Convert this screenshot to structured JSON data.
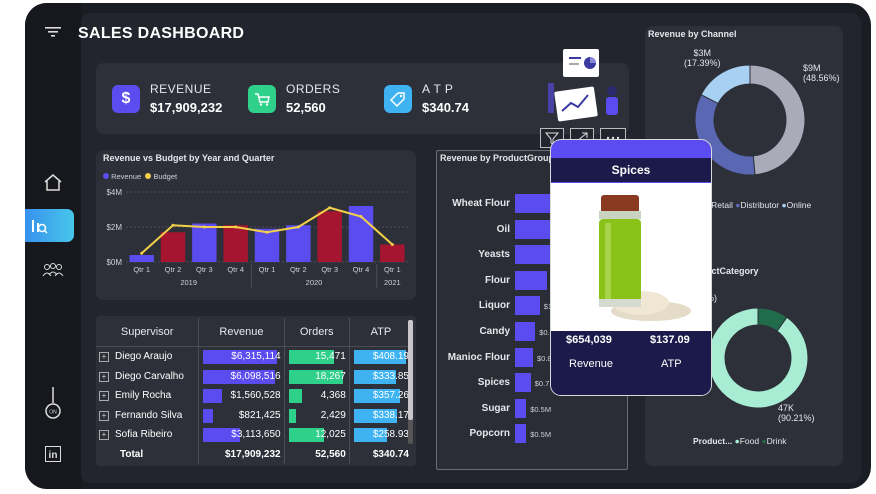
{
  "dashboard": {
    "title": "SALES DASHBOARD"
  },
  "kpis": [
    {
      "label": "REVENUE",
      "value": "$17,909,232",
      "color": "#5b4cf0",
      "icon": "dollar-icon"
    },
    {
      "label": "ORDERS",
      "value": "52,560",
      "color": "#2fd08a",
      "icon": "cart-icon"
    },
    {
      "label": "A T P",
      "value": "$340.74",
      "color": "#3fb3f2",
      "icon": "tag-icon"
    }
  ],
  "rvb": {
    "title": "Revenue vs Budget by Year and Quarter",
    "legend": [
      "Revenue",
      "Budget"
    ],
    "y_ticks": [
      "$4M",
      "$2M",
      "$0M"
    ]
  },
  "chart_data": [
    {
      "type": "bar",
      "title": "Revenue vs Budget by Year and Quarter",
      "categories": [
        "2019 Qtr 1",
        "2019 Qtr 2",
        "2019 Qtr 3",
        "2019 Qtr 4",
        "2020 Qtr 1",
        "2020 Qtr 2",
        "2020 Qtr 3",
        "2020 Qtr 4",
        "2021 Qtr 1"
      ],
      "x_tick_labels": [
        "Qtr 1",
        "Qtr 2",
        "Qtr 3",
        "Qtr 4",
        "Qtr 1",
        "Qtr 2",
        "Qtr 3",
        "Qtr 4",
        "Qtr 1"
      ],
      "year_labels": [
        "2019",
        "2020",
        "2021"
      ],
      "series": [
        {
          "name": "Revenue",
          "values": [
            0.4,
            1.7,
            2.2,
            2.1,
            1.9,
            2.1,
            2.9,
            3.2,
            1.0
          ],
          "colors": [
            "#5b4cf0",
            "#a51530",
            "#5b4cf0",
            "#a51530",
            "#5b4cf0",
            "#5b4cf0",
            "#a51530",
            "#5b4cf0",
            "#a51530"
          ]
        },
        {
          "name": "Budget",
          "values": [
            0.5,
            2.1,
            2.0,
            2.0,
            1.7,
            2.0,
            3.1,
            2.6,
            1.0
          ],
          "color": "#f2d04a"
        }
      ],
      "ylim": [
        0,
        4
      ]
    },
    {
      "type": "bar",
      "title": "Revenue by ProductGroup",
      "categories": [
        "Wheat Flour",
        "Oil",
        "Yeasts",
        "Flour",
        "Liquor",
        "Candy",
        "Manioc Flour",
        "Spices",
        "Sugar",
        "Popcorn"
      ],
      "data_labels": [
        "",
        "",
        "",
        "",
        "$1.",
        "$0.9",
        "$0.8",
        "$0.7",
        "$0.5M",
        "$0.5M"
      ],
      "values": [
        2.0,
        1.9,
        1.8,
        1.4,
        1.1,
        0.9,
        0.8,
        0.7,
        0.5,
        0.5
      ],
      "color": "#5b4cf0"
    },
    {
      "type": "pie",
      "title": "Revenue by Channel",
      "labels": [
        "Retail",
        "Distributor",
        "Online"
      ],
      "values": [
        48.56,
        34.05,
        17.39
      ],
      "data_labels": [
        "$9M\n(48.56%)",
        "",
        "$3M\n(17.39%)"
      ],
      "colors": [
        "#a9acb8",
        "#5a68b4",
        "#a8d0f2"
      ]
    },
    {
      "type": "pie",
      "title": "Revenue by ProductCategory",
      "labels": [
        "Food",
        "Drink"
      ],
      "values": [
        90.21,
        9.79
      ],
      "data_labels": [
        "47K\n(90.21%)",
        "%)"
      ],
      "colors": [
        "#a8ecd4",
        "#1f6b4a"
      ]
    }
  ],
  "table": {
    "headers": [
      "Supervisor",
      "Revenue",
      "Orders",
      "ATP"
    ],
    "rows": [
      {
        "name": "Diego Araujo",
        "revenue": "$6,315,114",
        "orders": "15,471",
        "atp": "$408.19",
        "rf": 1.0,
        "of": 0.85,
        "af": 1.0
      },
      {
        "name": "Diego Carvalho",
        "revenue": "$6,098,516",
        "orders": "18,267",
        "atp": "$333.85",
        "rf": 0.97,
        "of": 1.0,
        "af": 0.82
      },
      {
        "name": "Emily Rocha",
        "revenue": "$1,560,528",
        "orders": "4,368",
        "atp": "$357.26",
        "rf": 0.25,
        "of": 0.24,
        "af": 0.88
      },
      {
        "name": "Fernando Silva",
        "revenue": "$821,425",
        "orders": "2,429",
        "atp": "$338.17",
        "rf": 0.13,
        "of": 0.13,
        "af": 0.83
      },
      {
        "name": "Sofia Ribeiro",
        "revenue": "$3,113,650",
        "orders": "12,025",
        "atp": "$258.93",
        "rf": 0.49,
        "of": 0.66,
        "af": 0.63
      }
    ],
    "total": {
      "label": "Total",
      "revenue": "$17,909,232",
      "orders": "52,560",
      "atp": "$340.74"
    }
  },
  "product_group": {
    "title": "Revenue by ProductGroup"
  },
  "channel": {
    "title": "Revenue by Channel",
    "legend": [
      "Retail",
      "Distributor",
      "Online"
    ],
    "lbl_online_val": "$3M",
    "lbl_online_pct": "(17.39%)",
    "lbl_retail_val": "$9M",
    "lbl_retail_pct": "(48.56%)"
  },
  "category": {
    "title_partial": "uctCategory",
    "legend_title": "Product...",
    "legend": [
      "Food",
      "Drink"
    ],
    "lbl_food_val": "47K",
    "lbl_food_pct": "(90.21%)",
    "lbl_drink_partial": "%)"
  },
  "tooltip": {
    "title": "Spices",
    "revenue": "$654,039",
    "atp": "$137.09",
    "revenue_label": "Revenue",
    "atp_label": "ATP"
  }
}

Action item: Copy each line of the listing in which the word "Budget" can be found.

Your solution:
    "title": "Revenue vs Budget by Year and Quarter",
      "Budget"
      "title": "Revenue vs Budget by Year and Quarter",
          "name": "Budget",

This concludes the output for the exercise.